> _WORK TASK_
Count lines, not occurrences: report how many lines in the records hold the string "object", and nothing else.

(THE DATA)

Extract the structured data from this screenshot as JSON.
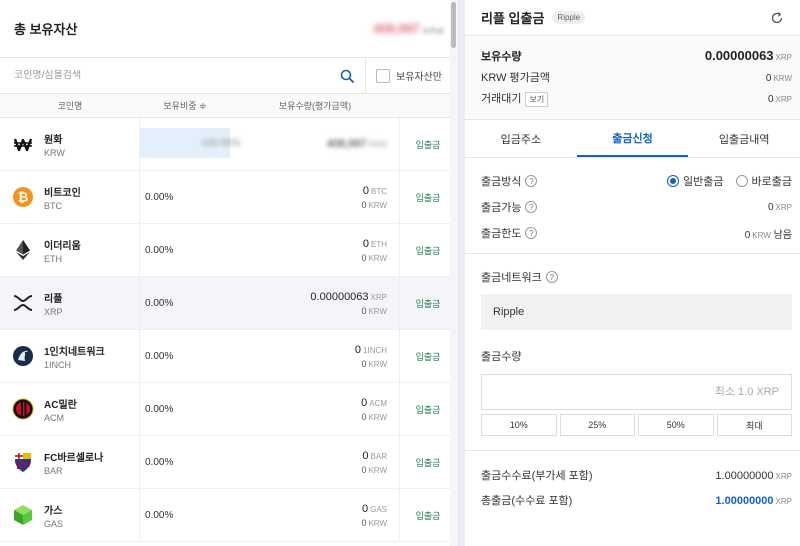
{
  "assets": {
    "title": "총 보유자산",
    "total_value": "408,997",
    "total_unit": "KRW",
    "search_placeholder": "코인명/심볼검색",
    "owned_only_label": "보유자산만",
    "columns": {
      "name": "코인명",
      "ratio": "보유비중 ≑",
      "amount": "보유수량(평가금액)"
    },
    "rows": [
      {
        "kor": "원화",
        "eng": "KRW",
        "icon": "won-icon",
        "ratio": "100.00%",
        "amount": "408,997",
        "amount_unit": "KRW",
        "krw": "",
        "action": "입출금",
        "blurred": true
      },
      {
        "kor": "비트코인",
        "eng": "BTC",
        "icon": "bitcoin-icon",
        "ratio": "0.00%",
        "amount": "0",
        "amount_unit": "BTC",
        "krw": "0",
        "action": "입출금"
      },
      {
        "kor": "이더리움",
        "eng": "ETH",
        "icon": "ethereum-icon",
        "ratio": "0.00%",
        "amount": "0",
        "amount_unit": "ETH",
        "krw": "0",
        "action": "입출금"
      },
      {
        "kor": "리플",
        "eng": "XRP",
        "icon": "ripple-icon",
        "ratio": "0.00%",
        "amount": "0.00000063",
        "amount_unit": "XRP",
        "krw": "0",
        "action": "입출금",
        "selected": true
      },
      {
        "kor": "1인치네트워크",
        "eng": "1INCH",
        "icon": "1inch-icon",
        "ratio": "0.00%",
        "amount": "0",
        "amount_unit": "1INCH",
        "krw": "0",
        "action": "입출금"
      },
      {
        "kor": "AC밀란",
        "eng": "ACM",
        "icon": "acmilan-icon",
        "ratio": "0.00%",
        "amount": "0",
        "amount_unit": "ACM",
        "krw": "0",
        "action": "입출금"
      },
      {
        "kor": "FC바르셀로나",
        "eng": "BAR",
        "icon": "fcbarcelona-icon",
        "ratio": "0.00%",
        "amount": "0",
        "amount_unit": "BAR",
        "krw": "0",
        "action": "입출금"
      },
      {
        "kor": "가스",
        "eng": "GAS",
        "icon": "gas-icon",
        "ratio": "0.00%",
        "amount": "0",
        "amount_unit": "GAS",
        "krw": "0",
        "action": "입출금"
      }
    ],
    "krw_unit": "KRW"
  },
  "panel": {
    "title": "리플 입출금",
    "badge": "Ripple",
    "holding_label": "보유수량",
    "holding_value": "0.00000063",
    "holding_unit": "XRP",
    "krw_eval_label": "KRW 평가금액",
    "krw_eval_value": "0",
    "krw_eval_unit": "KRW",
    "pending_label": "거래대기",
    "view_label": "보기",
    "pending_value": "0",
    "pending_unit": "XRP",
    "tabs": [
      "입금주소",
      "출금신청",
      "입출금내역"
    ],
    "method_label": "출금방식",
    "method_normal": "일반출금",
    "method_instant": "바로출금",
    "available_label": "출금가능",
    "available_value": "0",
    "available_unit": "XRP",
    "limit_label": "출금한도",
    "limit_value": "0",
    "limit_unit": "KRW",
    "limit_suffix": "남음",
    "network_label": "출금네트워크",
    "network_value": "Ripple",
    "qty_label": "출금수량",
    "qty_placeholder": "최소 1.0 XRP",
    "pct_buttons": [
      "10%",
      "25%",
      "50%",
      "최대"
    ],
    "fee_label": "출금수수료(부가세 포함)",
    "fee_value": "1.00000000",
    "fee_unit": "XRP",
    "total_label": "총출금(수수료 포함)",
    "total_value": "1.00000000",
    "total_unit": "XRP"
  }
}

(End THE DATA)
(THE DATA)

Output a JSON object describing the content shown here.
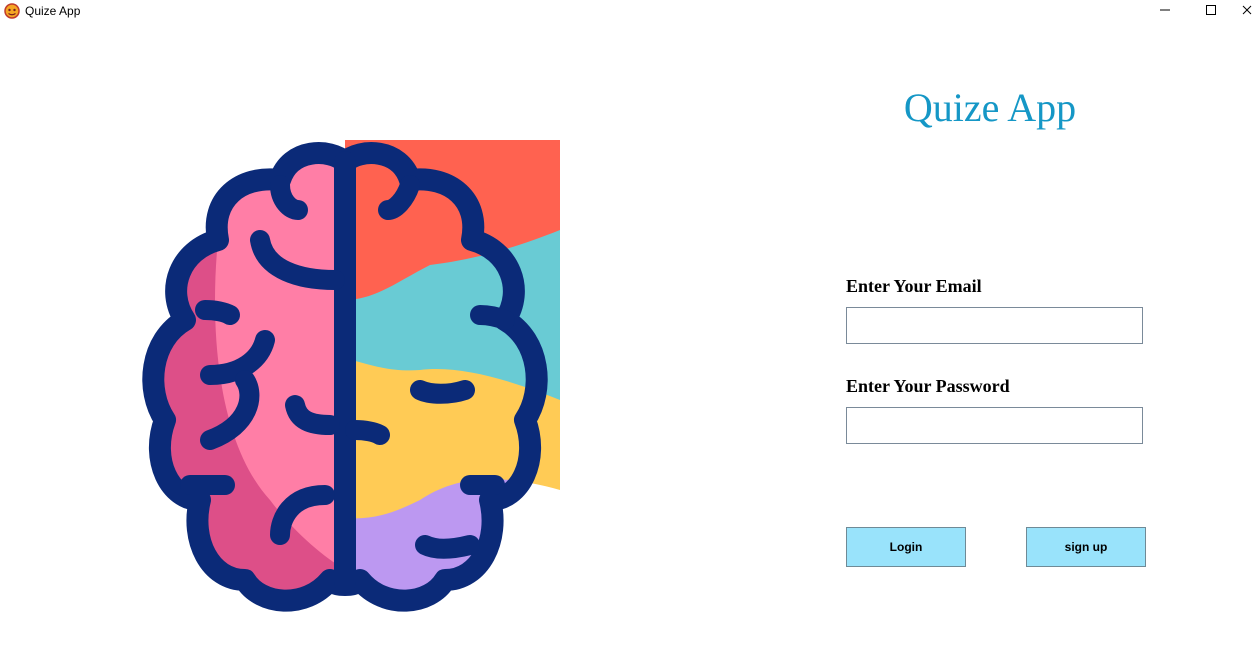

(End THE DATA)
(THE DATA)

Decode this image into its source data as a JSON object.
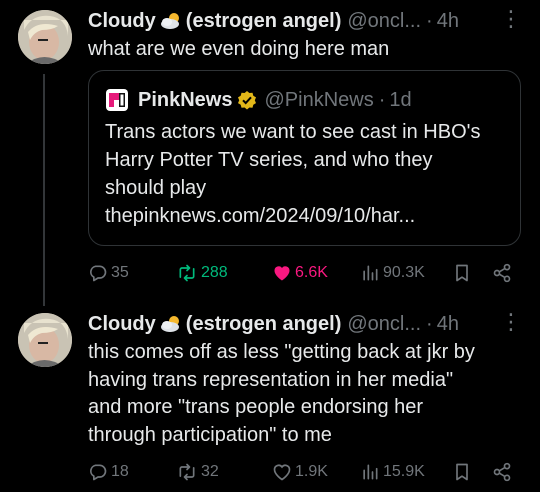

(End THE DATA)

> _EXERCISE ANSWER_
2